- _Exercise directions_
Copy each line below without leaving any out.

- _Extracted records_
* * *

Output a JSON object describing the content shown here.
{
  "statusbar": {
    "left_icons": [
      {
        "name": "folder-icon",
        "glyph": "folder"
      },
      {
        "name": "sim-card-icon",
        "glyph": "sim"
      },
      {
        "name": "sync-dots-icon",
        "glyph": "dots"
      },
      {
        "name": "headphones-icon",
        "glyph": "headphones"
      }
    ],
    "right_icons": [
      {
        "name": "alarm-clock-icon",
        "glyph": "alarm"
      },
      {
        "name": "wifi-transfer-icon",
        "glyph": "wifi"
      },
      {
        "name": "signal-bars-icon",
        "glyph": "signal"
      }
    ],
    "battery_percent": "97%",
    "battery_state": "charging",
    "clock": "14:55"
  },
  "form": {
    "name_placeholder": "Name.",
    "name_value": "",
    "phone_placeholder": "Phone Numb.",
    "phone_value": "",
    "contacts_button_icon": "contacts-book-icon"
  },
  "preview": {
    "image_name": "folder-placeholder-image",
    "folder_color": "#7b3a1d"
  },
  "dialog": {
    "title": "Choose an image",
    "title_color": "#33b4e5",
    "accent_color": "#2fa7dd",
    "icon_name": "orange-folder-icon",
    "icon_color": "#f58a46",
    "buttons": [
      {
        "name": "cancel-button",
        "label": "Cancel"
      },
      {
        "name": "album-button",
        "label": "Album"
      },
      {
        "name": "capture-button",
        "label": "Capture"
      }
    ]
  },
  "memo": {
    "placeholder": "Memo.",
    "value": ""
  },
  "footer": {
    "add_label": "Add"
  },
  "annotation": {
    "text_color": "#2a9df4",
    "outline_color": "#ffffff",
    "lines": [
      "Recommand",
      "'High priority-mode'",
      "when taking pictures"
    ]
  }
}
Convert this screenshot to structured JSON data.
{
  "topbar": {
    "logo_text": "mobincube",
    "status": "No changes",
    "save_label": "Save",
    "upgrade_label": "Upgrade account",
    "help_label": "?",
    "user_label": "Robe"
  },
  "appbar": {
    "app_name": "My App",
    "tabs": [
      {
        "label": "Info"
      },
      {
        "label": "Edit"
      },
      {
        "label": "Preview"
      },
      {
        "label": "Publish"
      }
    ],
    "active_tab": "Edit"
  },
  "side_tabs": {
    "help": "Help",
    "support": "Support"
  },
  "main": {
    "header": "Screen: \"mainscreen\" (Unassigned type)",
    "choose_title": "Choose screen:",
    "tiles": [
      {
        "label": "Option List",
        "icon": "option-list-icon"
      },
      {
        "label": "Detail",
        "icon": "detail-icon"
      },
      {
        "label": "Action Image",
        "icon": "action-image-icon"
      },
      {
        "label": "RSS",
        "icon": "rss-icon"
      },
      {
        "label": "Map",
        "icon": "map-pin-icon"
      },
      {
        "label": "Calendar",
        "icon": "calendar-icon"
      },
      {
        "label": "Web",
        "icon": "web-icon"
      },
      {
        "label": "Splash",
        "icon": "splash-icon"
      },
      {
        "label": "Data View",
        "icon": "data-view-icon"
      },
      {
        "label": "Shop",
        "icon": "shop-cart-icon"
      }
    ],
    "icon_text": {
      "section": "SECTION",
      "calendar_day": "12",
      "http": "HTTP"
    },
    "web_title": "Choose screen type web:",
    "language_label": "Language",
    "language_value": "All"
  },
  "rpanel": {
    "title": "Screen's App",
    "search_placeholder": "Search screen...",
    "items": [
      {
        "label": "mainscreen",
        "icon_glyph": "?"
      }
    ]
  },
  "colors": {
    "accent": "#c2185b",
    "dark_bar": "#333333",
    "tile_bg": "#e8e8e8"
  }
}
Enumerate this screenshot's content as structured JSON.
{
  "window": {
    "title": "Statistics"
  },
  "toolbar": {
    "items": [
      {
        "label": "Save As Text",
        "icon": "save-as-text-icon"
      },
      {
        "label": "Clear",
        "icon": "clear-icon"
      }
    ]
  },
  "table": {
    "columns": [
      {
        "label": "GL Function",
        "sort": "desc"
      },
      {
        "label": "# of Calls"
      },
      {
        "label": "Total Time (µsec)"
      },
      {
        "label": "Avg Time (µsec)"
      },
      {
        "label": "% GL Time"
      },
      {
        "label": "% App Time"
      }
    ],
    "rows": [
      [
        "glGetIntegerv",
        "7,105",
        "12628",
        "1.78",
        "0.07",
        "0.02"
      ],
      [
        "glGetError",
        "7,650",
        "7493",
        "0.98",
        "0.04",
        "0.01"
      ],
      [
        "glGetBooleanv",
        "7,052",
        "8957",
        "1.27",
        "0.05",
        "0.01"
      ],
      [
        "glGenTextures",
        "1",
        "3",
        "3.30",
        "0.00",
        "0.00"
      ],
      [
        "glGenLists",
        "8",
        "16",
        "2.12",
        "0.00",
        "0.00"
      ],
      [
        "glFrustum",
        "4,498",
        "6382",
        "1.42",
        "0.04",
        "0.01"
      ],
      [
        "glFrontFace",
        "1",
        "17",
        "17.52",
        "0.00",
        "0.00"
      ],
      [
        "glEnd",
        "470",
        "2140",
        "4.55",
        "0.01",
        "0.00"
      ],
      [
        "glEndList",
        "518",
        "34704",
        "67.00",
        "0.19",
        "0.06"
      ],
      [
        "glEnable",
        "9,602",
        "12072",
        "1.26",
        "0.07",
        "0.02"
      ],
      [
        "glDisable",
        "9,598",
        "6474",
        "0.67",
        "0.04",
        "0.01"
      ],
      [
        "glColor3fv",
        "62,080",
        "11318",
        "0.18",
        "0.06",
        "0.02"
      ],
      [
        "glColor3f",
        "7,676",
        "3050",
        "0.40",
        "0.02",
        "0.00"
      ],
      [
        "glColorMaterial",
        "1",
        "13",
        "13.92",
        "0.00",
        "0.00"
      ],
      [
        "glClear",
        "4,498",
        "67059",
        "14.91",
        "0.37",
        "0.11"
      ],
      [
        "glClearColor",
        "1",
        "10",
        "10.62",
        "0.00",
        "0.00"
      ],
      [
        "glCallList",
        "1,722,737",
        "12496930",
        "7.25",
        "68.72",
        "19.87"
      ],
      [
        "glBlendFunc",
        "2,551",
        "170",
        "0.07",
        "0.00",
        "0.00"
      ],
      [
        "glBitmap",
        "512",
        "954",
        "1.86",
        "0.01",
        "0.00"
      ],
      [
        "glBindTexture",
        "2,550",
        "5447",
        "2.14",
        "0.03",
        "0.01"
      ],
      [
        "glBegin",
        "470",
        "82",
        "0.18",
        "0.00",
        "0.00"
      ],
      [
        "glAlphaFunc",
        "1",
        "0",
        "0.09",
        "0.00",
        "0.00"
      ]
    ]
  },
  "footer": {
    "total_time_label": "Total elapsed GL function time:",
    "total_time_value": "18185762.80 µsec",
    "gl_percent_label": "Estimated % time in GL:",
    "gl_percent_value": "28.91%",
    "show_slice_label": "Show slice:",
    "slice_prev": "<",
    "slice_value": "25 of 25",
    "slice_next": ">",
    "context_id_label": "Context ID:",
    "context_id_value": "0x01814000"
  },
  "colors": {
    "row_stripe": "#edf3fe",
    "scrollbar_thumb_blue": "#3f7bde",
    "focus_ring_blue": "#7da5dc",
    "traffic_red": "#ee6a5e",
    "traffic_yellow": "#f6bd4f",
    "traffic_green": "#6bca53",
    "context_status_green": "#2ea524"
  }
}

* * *

- _Response to the exercise_
Output a JSON object describing the content shown here.
{
  "statusbar": {
    "left_icons": [
      {
        "name": "folder-icon",
        "glyph": "folder"
      },
      {
        "name": "sim-card-icon",
        "glyph": "sim"
      },
      {
        "name": "sync-dots-icon",
        "glyph": "dots"
      },
      {
        "name": "headphones-icon",
        "glyph": "headphones"
      }
    ],
    "right_icons": [
      {
        "name": "alarm-clock-icon",
        "glyph": "alarm"
      },
      {
        "name": "wifi-transfer-icon",
        "glyph": "wifi"
      },
      {
        "name": "signal-bars-icon",
        "glyph": "signal"
      }
    ],
    "battery_percent": "97%",
    "battery_state": "charging",
    "clock": "14:55"
  },
  "form": {
    "name_placeholder": "Name.",
    "name_value": "",
    "phone_placeholder": "Phone Numb.",
    "phone_value": "",
    "contacts_button_icon": "contacts-book-icon"
  },
  "preview": {
    "image_name": "folder-placeholder-image",
    "folder_color": "#7b3a1d"
  },
  "dialog": {
    "title": "Choose an image",
    "title_color": "#33b4e5",
    "accent_color": "#2fa7dd",
    "icon_name": "orange-folder-icon",
    "icon_color": "#f58a46",
    "buttons": [
      {
        "name": "cancel-button",
        "label": "Cancel"
      },
      {
        "name": "album-button",
        "label": "Album"
      },
      {
        "name": "capture-button",
        "label": "Capture"
      }
    ]
  },
  "memo": {
    "placeholder": "Memo.",
    "value": ""
  },
  "footer": {
    "add_label": "Add"
  },
  "annotation": {
    "text_color": "#2a9df4",
    "outline_color": "#ffffff",
    "lines": [
      "Recommand",
      "'High priority-mode'",
      "when taking pictures"
    ]
  }
}
Convert this screenshot to structured JSON data.
{
  "topbar": {
    "logo_text": "mobincube",
    "status": "No changes",
    "save_label": "Save",
    "upgrade_label": "Upgrade account",
    "help_label": "?",
    "user_label": "Robe"
  },
  "appbar": {
    "app_name": "My App",
    "tabs": [
      {
        "label": "Info"
      },
      {
        "label": "Edit"
      },
      {
        "label": "Preview"
      },
      {
        "label": "Publish"
      }
    ],
    "active_tab": "Edit"
  },
  "side_tabs": {
    "help": "Help",
    "support": "Support"
  },
  "main": {
    "header": "Screen: \"mainscreen\" (Unassigned type)",
    "choose_title": "Choose screen:",
    "tiles": [
      {
        "label": "Option List",
        "icon": "option-list-icon"
      },
      {
        "label": "Detail",
        "icon": "detail-icon"
      },
      {
        "label": "Action Image",
        "icon": "action-image-icon"
      },
      {
        "label": "RSS",
        "icon": "rss-icon"
      },
      {
        "label": "Map",
        "icon": "map-pin-icon"
      },
      {
        "label": "Calendar",
        "icon": "calendar-icon"
      },
      {
        "label": "Web",
        "icon": "web-icon"
      },
      {
        "label": "Splash",
        "icon": "splash-icon"
      },
      {
        "label": "Data View",
        "icon": "data-view-icon"
      },
      {
        "label": "Shop",
        "icon": "shop-cart-icon"
      }
    ],
    "icon_text": {
      "section": "SECTION",
      "calendar_day": "12",
      "http": "HTTP"
    },
    "web_title": "Choose screen type web:",
    "language_label": "Language",
    "language_value": "All"
  },
  "rpanel": {
    "title": "Screen's App",
    "search_placeholder": "Search screen...",
    "items": [
      {
        "label": "mainscreen",
        "icon_glyph": "?"
      }
    ]
  },
  "colors": {
    "accent": "#c2185b",
    "dark_bar": "#333333",
    "tile_bg": "#e8e8e8"
  }
}
Enumerate this screenshot's content as structured JSON.
{
  "window": {
    "title": "Statistics"
  },
  "toolbar": {
    "items": [
      {
        "label": "Save As Text",
        "icon": "save-as-text-icon"
      },
      {
        "label": "Clear",
        "icon": "clear-icon"
      }
    ]
  },
  "table": {
    "columns": [
      {
        "label": "GL Function",
        "sort": "desc"
      },
      {
        "label": "# of Calls"
      },
      {
        "label": "Total Time (µsec)"
      },
      {
        "label": "Avg Time (µsec)"
      },
      {
        "label": "% GL Time"
      },
      {
        "label": "% App Time"
      }
    ],
    "rows": [
      [
        "glGetIntegerv",
        "7,105",
        "12628",
        "1.78",
        "0.07",
        "0.02"
      ],
      [
        "glGetError",
        "7,650",
        "7493",
        "0.98",
        "0.04",
        "0.01"
      ],
      [
        "glGetBooleanv",
        "7,052",
        "8957",
        "1.27",
        "0.05",
        "0.01"
      ],
      [
        "glGenTextures",
        "1",
        "3",
        "3.30",
        "0.00",
        "0.00"
      ],
      [
        "glGenLists",
        "8",
        "16",
        "2.12",
        "0.00",
        "0.00"
      ],
      [
        "glFrustum",
        "4,498",
        "6382",
        "1.42",
        "0.04",
        "0.01"
      ],
      [
        "glFrontFace",
        "1",
        "17",
        "17.52",
        "0.00",
        "0.00"
      ],
      [
        "glEnd",
        "470",
        "2140",
        "4.55",
        "0.01",
        "0.00"
      ],
      [
        "glEndList",
        "518",
        "34704",
        "67.00",
        "0.19",
        "0.06"
      ],
      [
        "glEnable",
        "9,602",
        "12072",
        "1.26",
        "0.07",
        "0.02"
      ],
      [
        "glDisable",
        "9,598",
        "6474",
        "0.67",
        "0.04",
        "0.01"
      ],
      [
        "glColor3fv",
        "62,080",
        "11318",
        "0.18",
        "0.06",
        "0.02"
      ],
      [
        "glColor3f",
        "7,676",
        "3050",
        "0.40",
        "0.02",
        "0.00"
      ],
      [
        "glColorMaterial",
        "1",
        "13",
        "13.92",
        "0.00",
        "0.00"
      ],
      [
        "glClear",
        "4,498",
        "67059",
        "14.91",
        "0.37",
        "0.11"
      ],
      [
        "glClearColor",
        "1",
        "10",
        "10.62",
        "0.00",
        "0.00"
      ],
      [
        "glCallList",
        "1,722,737",
        "12496930",
        "7.25",
        "68.72",
        "19.87"
      ],
      [
        "glBlendFunc",
        "2,551",
        "170",
        "0.07",
        "0.00",
        "0.00"
      ],
      [
        "glBitmap",
        "512",
        "954",
        "1.86",
        "0.01",
        "0.00"
      ],
      [
        "glBindTexture",
        "2,550",
        "5447",
        "2.14",
        "0.03",
        "0.01"
      ],
      [
        "glBegin",
        "470",
        "82",
        "0.18",
        "0.00",
        "0.00"
      ],
      [
        "glAlphaFunc",
        "1",
        "0",
        "0.09",
        "0.00",
        "0.00"
      ]
    ]
  },
  "footer": {
    "total_time_label": "Total elapsed GL function time:",
    "total_time_value": "18185762.80 µsec",
    "gl_percent_label": "Estimated % time in GL:",
    "gl_percent_value": "28.91%",
    "show_slice_label": "Show slice:",
    "slice_prev": "<",
    "slice_value": "25 of 25",
    "slice_next": ">",
    "context_id_label": "Context ID:",
    "context_id_value": "0x01814000"
  },
  "colors": {
    "row_stripe": "#edf3fe",
    "scrollbar_thumb_blue": "#3f7bde",
    "focus_ring_blue": "#7da5dc",
    "traffic_red": "#ee6a5e",
    "traffic_yellow": "#f6bd4f",
    "traffic_green": "#6bca53",
    "context_status_green": "#2ea524"
  }
}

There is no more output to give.